Organisation and specialisation of cells Flashcards Preview

Chapter 6 Cell Division > Organisation and specialisation of cells > Flashcards

Flashcards in Organisation and specialisation of cells Deck (19):

What are differentiated cells?

-Cells are specialised to carry out a specific function.


What is the organisation of a multicellular organism?

-Specialised cells.
-Organ system.
-Whole organism.


How are erythrocytes specialised?

-Red blood cells have flattened biconcave shape which increases SA:V, essential for transporting blood.
-No nuclei or organelles so increased space for haemoglobin.
-Flexible so can squeeze through narrow capillaries.


How are neutrophils specialised?

-White blood cells have multi-lobed nucleus which makes it easier to squeeze through small gaps to get to infection site.
-Granular cytoplasm contains lysosomes that contain enzyme to attack pathogens.


How are sperm cells specialised?

-Have tail or flagellum to help with movement.
-Contain mitochondria to supply energy to swim.
-Acrosome on head contain digestive enzymes to digest ovum.


How are palisade cells specialised?

-Chloroplasts for photosynthesis.
-Rectangular shaped so can be closely packed together.
-Thin cell walls which increase rate of CO2 diffusion.
-Large permanent vacuole to maintain turgor pressure


How are root hair cells specialised?

-Long extensions which increase SA which maximises uptake of water and minerals from soil.


How are guard cells specialised?

-Become less swollen when lose water so they close to prevent water loss.
-Cell wall is thicker on one side so doesn't change shape symmetrically when loses volume.

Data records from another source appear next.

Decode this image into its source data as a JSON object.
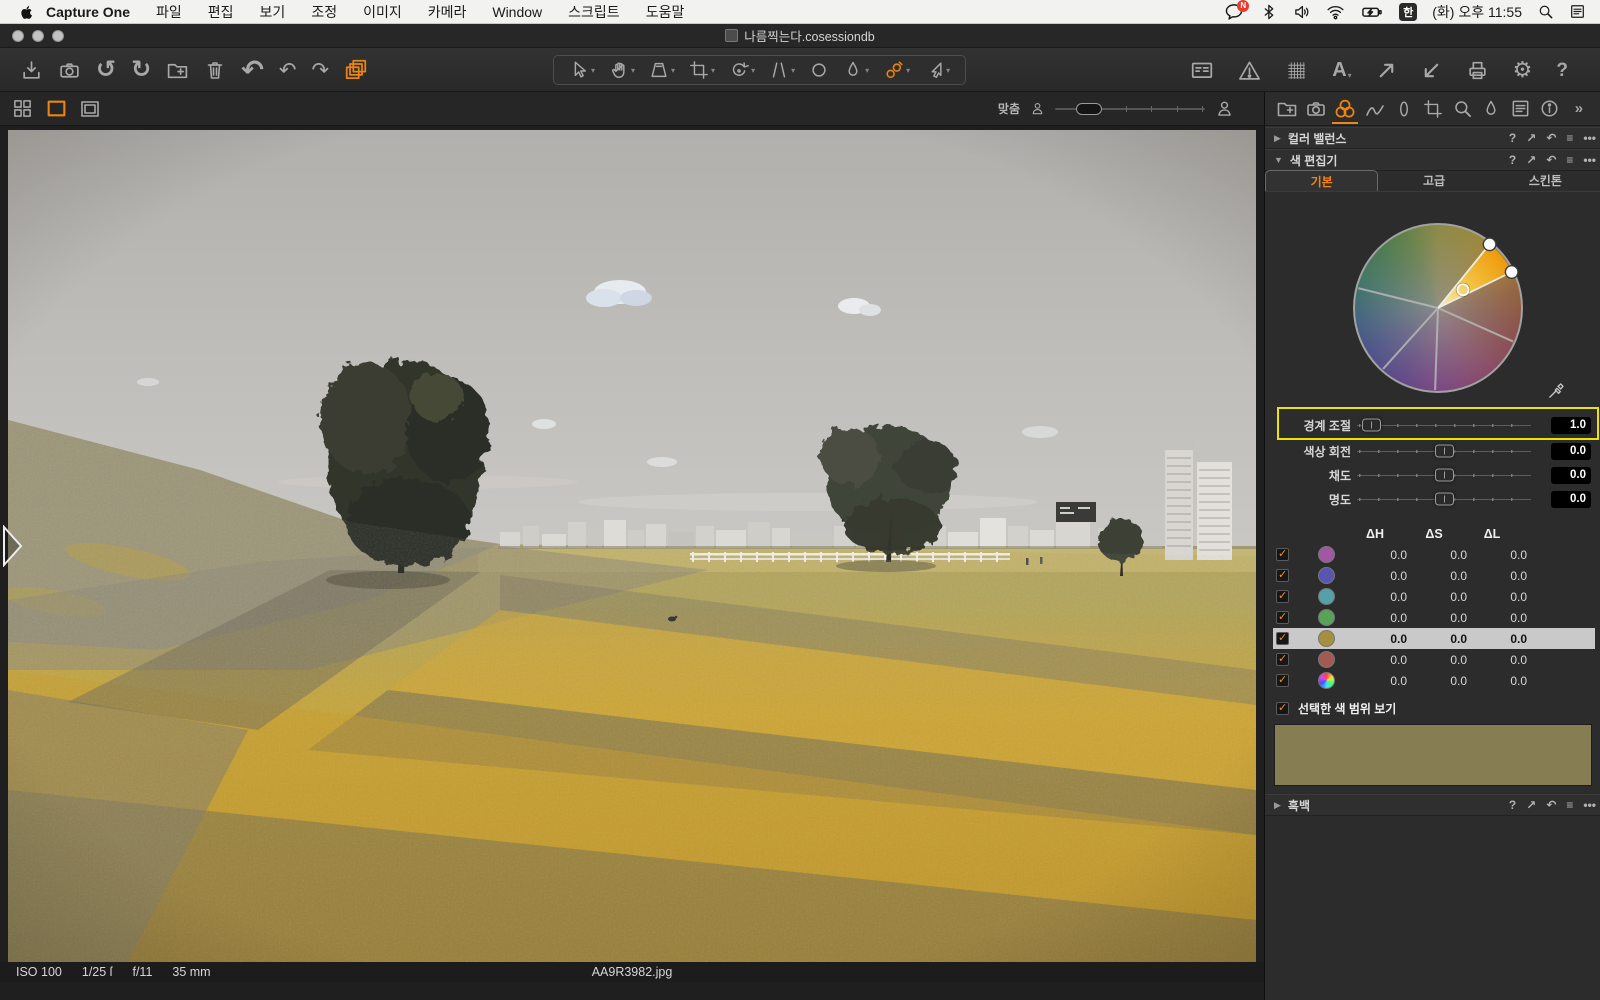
{
  "menu_bar": {
    "app_name": "Capture One",
    "items": [
      "파일",
      "편집",
      "보기",
      "조정",
      "이미지",
      "카메라",
      "Window",
      "스크립트",
      "도움말"
    ],
    "input_badge": "한",
    "clock": "(화) 오후 11:55"
  },
  "window": {
    "title": "나름찍는다.cosessiondb"
  },
  "viewer": {
    "fit_label": "맞춤"
  },
  "status_bar": {
    "iso": "ISO 100",
    "shutter": "1/25 ſ",
    "aperture": "f/11",
    "focal_length": "35 mm",
    "filename": "AA9R3982.jpg"
  },
  "panel": {
    "sections": {
      "color_balance": "컬러 밸런스",
      "color_editor": "색 편집기",
      "black_white": "흑백"
    },
    "tabs": [
      {
        "label": "기본",
        "active": true
      },
      {
        "label": "고급",
        "active": false
      },
      {
        "label": "스킨톤",
        "active": false
      }
    ],
    "sliders": [
      {
        "label": "경계 조절",
        "value": "1.0",
        "knob": 0.03,
        "highlighted": true
      },
      {
        "label": "색상 회전",
        "value": "0.0",
        "knob": 0.5,
        "highlighted": false
      },
      {
        "label": "채도",
        "value": "0.0",
        "knob": 0.5,
        "highlighted": false
      },
      {
        "label": "명도",
        "value": "0.0",
        "knob": 0.5,
        "highlighted": false
      }
    ],
    "table": {
      "headers": [
        "ΔH",
        "ΔS",
        "ΔL"
      ],
      "rows": [
        {
          "color": "#a257a5",
          "values": [
            "0.0",
            "0.0",
            "0.0"
          ],
          "selected": false
        },
        {
          "color": "#5a55b2",
          "values": [
            "0.0",
            "0.0",
            "0.0"
          ],
          "selected": false
        },
        {
          "color": "#54a1a9",
          "values": [
            "0.0",
            "0.0",
            "0.0"
          ],
          "selected": false
        },
        {
          "color": "#57a457",
          "values": [
            "0.0",
            "0.0",
            "0.0"
          ],
          "selected": false
        },
        {
          "color": "#a68e3f",
          "values": [
            "0.0",
            "0.0",
            "0.0"
          ],
          "selected": true
        },
        {
          "color": "#a35a50",
          "values": [
            "0.0",
            "0.0",
            "0.0"
          ],
          "selected": false
        },
        {
          "color": "conic-gradient(#ff4040,#ffe040,#40ff70,#40e0ff,#4050ff,#e040ff,#ff4040)",
          "values": [
            "0.0",
            "0.0",
            "0.0"
          ],
          "selected": false
        }
      ]
    },
    "view_range_label": "선택한 색 범위 보기",
    "swatch_color": "#867d52"
  },
  "colors": {
    "accent": "#ee8511",
    "highlight_outline": "#ece400",
    "selected_row": "#c9c9c9"
  },
  "icons": {
    "rotate_ccw": "↺",
    "rotate_cw": "↻",
    "undo_big": "↶",
    "undo": "↶",
    "redo": "↷",
    "help": "?",
    "expand": "↗",
    "reset": "↶",
    "preset_menu": "≡",
    "more": "•••",
    "dropdown": "▾",
    "collapsed_arrow": "▶",
    "expanded_arrow": "▼",
    "chevron_more": "»",
    "gear": "⚙",
    "question": "?",
    "letter_a": "A"
  }
}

What is a tissue?

-Collection of differentiated cells.


What are the types of tissues?

-Nervous tissue; transmission of electrical impulses.
-Epithelial tissue; cover body surfaces.
-Muscle tissue; contract.
-Connective tissue; gold tissues together.
-Epidermis tissue; cover plant surfaces.
-Vascular tissue; transport water and nutrients.


How is squamous epithelium specialised?

-Very thin due to flat cells and only one cell thick.
-Rapid diffusion across a surface.


How is ciliated epithelium specialised?

-Cilia move in rhythmic manner.
-Goblet cells also present which release mucus, and cilia sweep away mucus.


How is cartilage specialised?

-Found in ear, nose, between bones.
-Prevents ends of bones from rubbing due to containing fibres of elastin and collagen.


How is muscle specialised?

-Skeletal muscle fibres contain myofibrils which contain contractile proteins.


How is the epidermis specialised?

-Single layer of closely packed cells.
-Covered by waxy cuticle to reduce water loss.
-Stomata present to let oxygen and carbon dioxide in and out.


How is the xylem tissue specialised?

-Transport of water and minerals
-Composed of elongated dead cells which are strengthened by lignin which provide structural support for plants.


How is the phloem tissue specialised?

-Transport of nutrients.
-Composed of sieve tube cells and separated by sieve plates.


What is an organ?

-Collection of tissues.
-E.g. heart or leaf.


What is an organ system?

-Composed of many organs working together to carry out a function.
-Digestive system and cardiovascular system.